## [Exercise brief]
Work through the entries below and report how many lines include "image". The number alone is the answer.

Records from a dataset
------------------------------------------------------------

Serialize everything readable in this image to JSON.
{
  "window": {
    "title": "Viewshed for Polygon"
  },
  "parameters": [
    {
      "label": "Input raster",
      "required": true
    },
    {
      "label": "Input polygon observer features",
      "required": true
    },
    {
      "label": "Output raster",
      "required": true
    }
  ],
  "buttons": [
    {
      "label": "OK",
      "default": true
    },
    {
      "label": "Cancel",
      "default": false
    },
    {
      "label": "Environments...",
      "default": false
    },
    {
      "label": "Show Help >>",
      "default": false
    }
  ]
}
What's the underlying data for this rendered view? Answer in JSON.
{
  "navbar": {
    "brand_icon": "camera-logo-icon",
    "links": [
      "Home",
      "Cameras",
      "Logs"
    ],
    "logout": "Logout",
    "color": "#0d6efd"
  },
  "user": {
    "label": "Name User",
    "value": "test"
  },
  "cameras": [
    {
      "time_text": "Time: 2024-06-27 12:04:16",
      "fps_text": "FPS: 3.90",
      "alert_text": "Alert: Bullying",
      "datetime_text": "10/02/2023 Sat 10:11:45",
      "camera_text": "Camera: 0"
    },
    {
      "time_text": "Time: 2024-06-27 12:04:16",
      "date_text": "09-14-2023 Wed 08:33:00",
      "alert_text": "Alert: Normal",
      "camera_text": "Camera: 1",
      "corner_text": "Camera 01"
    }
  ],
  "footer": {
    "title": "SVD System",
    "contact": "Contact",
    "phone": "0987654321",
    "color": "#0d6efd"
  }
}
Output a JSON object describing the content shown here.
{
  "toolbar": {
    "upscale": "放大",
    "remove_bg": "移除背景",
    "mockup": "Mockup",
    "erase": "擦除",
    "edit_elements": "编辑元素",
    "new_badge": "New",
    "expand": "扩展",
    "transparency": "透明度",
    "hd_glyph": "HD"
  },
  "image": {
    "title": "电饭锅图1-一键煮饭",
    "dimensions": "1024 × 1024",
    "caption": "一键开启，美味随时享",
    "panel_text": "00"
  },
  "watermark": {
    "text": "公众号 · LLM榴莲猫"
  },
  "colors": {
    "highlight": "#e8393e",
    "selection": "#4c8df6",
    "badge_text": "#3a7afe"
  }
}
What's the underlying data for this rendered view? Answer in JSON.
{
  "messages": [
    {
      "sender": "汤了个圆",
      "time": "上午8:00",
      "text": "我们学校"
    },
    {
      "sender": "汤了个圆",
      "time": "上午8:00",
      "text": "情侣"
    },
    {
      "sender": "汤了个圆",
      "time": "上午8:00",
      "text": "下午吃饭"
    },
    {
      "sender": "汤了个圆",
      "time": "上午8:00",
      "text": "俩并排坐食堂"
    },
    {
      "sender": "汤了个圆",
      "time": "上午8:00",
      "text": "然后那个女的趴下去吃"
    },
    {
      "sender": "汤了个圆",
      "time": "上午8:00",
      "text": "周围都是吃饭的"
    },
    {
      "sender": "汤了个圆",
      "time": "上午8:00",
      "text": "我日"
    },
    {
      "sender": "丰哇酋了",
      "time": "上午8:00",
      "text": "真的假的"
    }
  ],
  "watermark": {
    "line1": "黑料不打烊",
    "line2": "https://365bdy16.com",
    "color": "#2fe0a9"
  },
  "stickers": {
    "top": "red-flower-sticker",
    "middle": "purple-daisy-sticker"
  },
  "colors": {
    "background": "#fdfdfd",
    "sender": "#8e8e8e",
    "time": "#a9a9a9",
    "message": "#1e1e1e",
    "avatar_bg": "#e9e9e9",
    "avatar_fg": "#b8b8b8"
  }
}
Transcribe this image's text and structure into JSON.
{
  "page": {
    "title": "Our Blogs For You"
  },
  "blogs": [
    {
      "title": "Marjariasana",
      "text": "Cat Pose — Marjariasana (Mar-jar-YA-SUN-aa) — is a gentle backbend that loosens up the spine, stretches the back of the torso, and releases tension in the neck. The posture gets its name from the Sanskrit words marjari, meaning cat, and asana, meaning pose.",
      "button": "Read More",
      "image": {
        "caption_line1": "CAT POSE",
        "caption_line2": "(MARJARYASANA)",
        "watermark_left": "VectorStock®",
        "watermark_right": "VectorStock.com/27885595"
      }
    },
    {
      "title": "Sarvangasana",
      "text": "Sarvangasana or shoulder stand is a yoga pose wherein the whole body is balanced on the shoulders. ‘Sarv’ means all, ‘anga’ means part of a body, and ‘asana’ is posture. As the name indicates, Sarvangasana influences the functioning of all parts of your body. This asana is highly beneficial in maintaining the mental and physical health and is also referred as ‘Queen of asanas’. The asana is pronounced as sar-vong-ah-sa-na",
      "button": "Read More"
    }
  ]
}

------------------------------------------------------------

## [Solution to the problem]
4